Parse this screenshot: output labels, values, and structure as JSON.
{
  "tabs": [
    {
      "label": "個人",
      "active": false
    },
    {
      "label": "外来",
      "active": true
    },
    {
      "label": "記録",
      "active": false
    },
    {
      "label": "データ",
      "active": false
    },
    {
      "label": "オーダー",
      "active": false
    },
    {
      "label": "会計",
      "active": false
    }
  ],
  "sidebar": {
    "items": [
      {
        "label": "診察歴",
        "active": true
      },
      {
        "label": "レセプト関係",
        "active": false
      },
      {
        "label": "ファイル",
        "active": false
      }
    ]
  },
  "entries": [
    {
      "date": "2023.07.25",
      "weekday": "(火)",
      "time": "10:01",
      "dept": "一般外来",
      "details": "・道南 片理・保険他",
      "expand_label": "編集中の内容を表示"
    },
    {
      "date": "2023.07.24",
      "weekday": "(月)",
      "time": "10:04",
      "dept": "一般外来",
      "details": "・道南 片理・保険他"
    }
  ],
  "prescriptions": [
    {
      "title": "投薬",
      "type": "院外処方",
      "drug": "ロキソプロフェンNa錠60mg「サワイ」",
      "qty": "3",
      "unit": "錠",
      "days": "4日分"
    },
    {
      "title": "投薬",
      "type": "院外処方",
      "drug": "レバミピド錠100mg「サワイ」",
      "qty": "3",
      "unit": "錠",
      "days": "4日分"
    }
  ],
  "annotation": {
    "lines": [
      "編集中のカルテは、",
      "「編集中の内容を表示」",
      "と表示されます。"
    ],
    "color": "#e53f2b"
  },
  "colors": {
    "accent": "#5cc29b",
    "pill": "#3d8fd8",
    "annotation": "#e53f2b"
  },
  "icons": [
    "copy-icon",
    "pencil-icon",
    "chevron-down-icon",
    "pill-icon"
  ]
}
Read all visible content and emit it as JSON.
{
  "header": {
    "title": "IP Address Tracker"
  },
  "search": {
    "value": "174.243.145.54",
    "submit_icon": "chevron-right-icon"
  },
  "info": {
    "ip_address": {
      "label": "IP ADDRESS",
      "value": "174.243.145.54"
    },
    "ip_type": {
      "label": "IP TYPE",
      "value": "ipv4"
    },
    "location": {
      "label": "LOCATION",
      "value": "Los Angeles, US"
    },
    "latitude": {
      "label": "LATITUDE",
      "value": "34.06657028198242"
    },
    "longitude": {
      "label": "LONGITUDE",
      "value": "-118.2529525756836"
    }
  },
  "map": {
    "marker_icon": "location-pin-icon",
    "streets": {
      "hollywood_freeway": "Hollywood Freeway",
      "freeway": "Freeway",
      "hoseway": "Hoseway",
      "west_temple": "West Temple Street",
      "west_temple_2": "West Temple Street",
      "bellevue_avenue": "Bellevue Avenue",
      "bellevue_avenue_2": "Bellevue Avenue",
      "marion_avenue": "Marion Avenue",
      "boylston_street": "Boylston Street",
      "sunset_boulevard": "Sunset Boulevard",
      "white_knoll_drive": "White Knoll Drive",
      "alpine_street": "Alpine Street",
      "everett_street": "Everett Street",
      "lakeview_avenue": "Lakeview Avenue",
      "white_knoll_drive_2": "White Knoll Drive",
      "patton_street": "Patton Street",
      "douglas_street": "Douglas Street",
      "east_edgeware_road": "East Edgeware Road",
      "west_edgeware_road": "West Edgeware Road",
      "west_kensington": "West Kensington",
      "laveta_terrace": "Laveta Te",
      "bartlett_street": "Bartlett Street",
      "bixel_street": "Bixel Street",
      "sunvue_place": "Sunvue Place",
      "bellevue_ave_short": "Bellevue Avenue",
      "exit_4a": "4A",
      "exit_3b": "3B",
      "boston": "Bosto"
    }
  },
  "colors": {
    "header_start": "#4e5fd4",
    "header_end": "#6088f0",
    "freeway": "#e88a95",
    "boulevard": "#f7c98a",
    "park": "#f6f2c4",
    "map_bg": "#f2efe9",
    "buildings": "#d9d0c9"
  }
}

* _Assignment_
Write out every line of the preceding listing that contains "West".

* _Task solution_
      "west_temple": "West Temple Street",
      "west_temple_2": "West Temple Street",
      "west_edgeware_road": "West Edgeware Road",
      "west_kensington": "West Kensington",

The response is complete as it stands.